Thanks for any help!
That's good that your hearing it now, What ECU are you using? does it have knock control?
Chances are at roughly 90-100kpa you will not be knock limited so managing to reach 40-45 degrees of advance before hitting knock is quite possible. You will be way beyond MTBT so dialling it back is not only sensible, it will gain you extra torque.
hearing the odd crack isn't a worry, especially if it isn't repeatable, there are lots of variables which can attribute to this, especially if it's from a sudden acceleration, take a look at your accel enrichment and AFR's in case you are getting a leaner spot, some ECU's even offer an ignition trim for sudden acceleration conditions.

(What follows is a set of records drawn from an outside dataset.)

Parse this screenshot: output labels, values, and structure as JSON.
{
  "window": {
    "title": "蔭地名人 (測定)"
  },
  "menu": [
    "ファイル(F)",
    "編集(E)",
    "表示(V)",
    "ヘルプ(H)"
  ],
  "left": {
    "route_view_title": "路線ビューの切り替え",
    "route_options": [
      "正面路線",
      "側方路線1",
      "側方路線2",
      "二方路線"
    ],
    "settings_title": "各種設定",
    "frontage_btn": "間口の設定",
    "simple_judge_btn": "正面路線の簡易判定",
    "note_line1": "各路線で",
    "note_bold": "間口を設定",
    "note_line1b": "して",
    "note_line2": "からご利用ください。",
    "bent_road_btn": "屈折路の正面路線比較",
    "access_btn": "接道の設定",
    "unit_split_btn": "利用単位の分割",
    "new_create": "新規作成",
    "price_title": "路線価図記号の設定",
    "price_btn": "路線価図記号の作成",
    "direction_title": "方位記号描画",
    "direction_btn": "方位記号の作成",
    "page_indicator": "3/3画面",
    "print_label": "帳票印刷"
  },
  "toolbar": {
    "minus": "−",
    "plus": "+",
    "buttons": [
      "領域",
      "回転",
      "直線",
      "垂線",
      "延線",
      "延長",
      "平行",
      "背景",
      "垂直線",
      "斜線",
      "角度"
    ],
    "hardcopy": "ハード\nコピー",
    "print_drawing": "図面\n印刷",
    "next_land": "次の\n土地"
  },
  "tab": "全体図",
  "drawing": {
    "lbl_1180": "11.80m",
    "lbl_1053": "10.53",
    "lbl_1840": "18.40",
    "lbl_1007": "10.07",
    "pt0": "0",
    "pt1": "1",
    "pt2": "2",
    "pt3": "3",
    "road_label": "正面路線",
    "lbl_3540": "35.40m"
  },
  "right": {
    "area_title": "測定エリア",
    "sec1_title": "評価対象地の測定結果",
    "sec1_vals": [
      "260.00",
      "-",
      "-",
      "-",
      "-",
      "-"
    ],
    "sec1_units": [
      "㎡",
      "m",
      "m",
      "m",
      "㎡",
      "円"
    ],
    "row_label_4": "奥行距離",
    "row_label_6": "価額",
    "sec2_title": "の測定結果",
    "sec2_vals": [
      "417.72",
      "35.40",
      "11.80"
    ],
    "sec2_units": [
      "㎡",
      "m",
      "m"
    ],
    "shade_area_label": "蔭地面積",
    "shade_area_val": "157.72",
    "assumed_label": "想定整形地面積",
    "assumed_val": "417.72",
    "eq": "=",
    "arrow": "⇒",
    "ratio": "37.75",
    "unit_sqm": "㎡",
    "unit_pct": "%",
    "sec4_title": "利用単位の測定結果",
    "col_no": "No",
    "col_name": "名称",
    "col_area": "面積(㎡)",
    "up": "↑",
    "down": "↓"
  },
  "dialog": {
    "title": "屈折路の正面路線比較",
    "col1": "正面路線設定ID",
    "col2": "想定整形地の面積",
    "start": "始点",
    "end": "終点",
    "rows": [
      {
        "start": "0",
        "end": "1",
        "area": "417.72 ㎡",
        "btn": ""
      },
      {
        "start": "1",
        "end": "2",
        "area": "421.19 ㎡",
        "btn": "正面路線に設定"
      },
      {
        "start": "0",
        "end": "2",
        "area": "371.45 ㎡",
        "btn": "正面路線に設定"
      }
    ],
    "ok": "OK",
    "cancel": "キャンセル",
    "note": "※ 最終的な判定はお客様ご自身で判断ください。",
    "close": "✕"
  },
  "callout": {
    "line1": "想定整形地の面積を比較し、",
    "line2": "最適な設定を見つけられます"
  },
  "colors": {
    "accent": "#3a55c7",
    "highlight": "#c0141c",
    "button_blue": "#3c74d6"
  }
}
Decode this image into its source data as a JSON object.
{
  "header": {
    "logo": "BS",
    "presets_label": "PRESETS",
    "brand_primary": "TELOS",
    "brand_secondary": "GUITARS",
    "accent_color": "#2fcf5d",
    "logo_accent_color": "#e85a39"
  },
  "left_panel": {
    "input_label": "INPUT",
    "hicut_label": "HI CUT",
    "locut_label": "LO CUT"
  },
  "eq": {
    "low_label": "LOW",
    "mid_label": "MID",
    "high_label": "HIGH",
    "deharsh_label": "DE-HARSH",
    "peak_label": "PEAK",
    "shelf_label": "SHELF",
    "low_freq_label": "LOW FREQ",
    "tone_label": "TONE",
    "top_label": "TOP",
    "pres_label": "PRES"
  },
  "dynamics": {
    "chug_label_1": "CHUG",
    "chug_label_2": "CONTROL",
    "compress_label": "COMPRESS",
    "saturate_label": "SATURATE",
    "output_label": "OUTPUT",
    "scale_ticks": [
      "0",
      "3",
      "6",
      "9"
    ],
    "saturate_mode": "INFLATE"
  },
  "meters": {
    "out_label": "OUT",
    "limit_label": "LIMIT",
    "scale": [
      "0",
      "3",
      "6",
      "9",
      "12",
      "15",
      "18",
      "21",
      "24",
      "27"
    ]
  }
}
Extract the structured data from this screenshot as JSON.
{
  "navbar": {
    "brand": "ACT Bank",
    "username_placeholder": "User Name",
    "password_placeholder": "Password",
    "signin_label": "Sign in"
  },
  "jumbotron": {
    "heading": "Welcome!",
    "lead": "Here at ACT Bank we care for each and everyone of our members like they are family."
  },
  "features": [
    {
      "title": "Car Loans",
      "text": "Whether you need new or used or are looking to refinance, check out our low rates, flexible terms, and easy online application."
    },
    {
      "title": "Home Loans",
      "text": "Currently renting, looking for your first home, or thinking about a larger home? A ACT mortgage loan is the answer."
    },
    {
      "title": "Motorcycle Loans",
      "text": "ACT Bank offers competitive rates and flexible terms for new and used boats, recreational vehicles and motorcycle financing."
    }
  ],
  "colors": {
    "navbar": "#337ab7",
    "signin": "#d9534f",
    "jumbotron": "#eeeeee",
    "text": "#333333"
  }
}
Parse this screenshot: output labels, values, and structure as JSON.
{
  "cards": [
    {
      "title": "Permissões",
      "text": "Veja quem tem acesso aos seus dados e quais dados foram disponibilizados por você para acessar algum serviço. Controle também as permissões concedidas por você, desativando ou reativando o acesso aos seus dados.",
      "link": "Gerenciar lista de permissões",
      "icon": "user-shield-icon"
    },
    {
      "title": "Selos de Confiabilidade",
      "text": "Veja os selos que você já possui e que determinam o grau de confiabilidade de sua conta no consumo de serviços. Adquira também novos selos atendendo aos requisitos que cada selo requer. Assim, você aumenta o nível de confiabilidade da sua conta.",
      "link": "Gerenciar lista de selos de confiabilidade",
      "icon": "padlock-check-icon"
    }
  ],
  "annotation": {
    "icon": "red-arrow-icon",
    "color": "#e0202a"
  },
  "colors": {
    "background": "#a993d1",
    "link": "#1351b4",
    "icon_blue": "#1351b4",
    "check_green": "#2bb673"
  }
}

Less that 2500 in vacuum areas really shouldn't be knock limited, the 3S-GTE is designed to be boosted so it would be a major design flaw if it was knock limited, what you'll find is that you are going way past MTBT so dial it back so that you are running the minimum timing for what feels nice to drive to avoid undue strain on the engine.
Thanks for the response Chris.
I'm on a classic! A Motec M4. The ECU is great, but finding a laptop to operate it is getting harder and harder!
I'm encouraged by your response. Out of interest, assuming no knock heard at higher RPMs and loads, what would you consider a maximum sensible advance where gains could still be had. I've always considered a low load threshold of about 35 sufficient - difficult on the road to tell if I'm getting any gains. Higher in the load I am definitely knock limited, so seeing figures below 30 in positive boost.
I don't believe my ECU has an ignition trip for sudden acceleration - but I will check the settings again. The odd cracks I heard were not on hard acceleration though, just randomly as I smoothly moved around the map. Interestingly sometimes they happened after lift off - again not suddenly which is odd as the car has fuel cut turned on.
Question: when I do find the "crackle" sound on steady state, how many degrees would you recommend to back out. I've noticed that I get a light crackle initially - just the odd, but repeating tick tick tick, then add a couple of degrees I get a constant crackle. I've typically backed out 5 degrees from there, then moved about the load about that area a bit to confirm there're no ticks at all. For safe measure at the moment (while still working on the map) I've backed a couple more out - which is why I was surprised about those odd cracks.
I had to use a DOS emulator to use it, worked fine on a Windows 10 laptop. I doubt I would tackle another after the first and last that I done as it had so many idiosyncrasies in the software.
In the mid range I would play it safe if road tuning, anywhere you feel like you're not getting gains then back it out. Seeing figures below 30 at the top end is not uncommon, I'm tuning an MR2 tomorrow so I'll post up peak timing figures once I'm done.
When your hearing the crackle in a knock limited area I'd pull out at least 2 degrees from the point you start to hear it start to tick, if your in the crackle then you are in a real knock situation and back off at least 4 degrees and try it again.
As you're moving around the map you are in a transient state, you will occasionally hear the odd tick, especially if your in a fuel cut area, there will still be fuel getting into the chamber from the wall wetting that takes place in fuel delivery. The transient areas will take some work,especially if your ECU doesn't have acceleration enrichment etc, it's been a long time since I've looked at the software, you may need to sacrifice some timing or run a touch richer to compensate.
Peak figures at 1.6 bar on a gtx28 turbo went into single figures at full load 6000+ rpm, we had to pull everything back due to a throttle body leaking.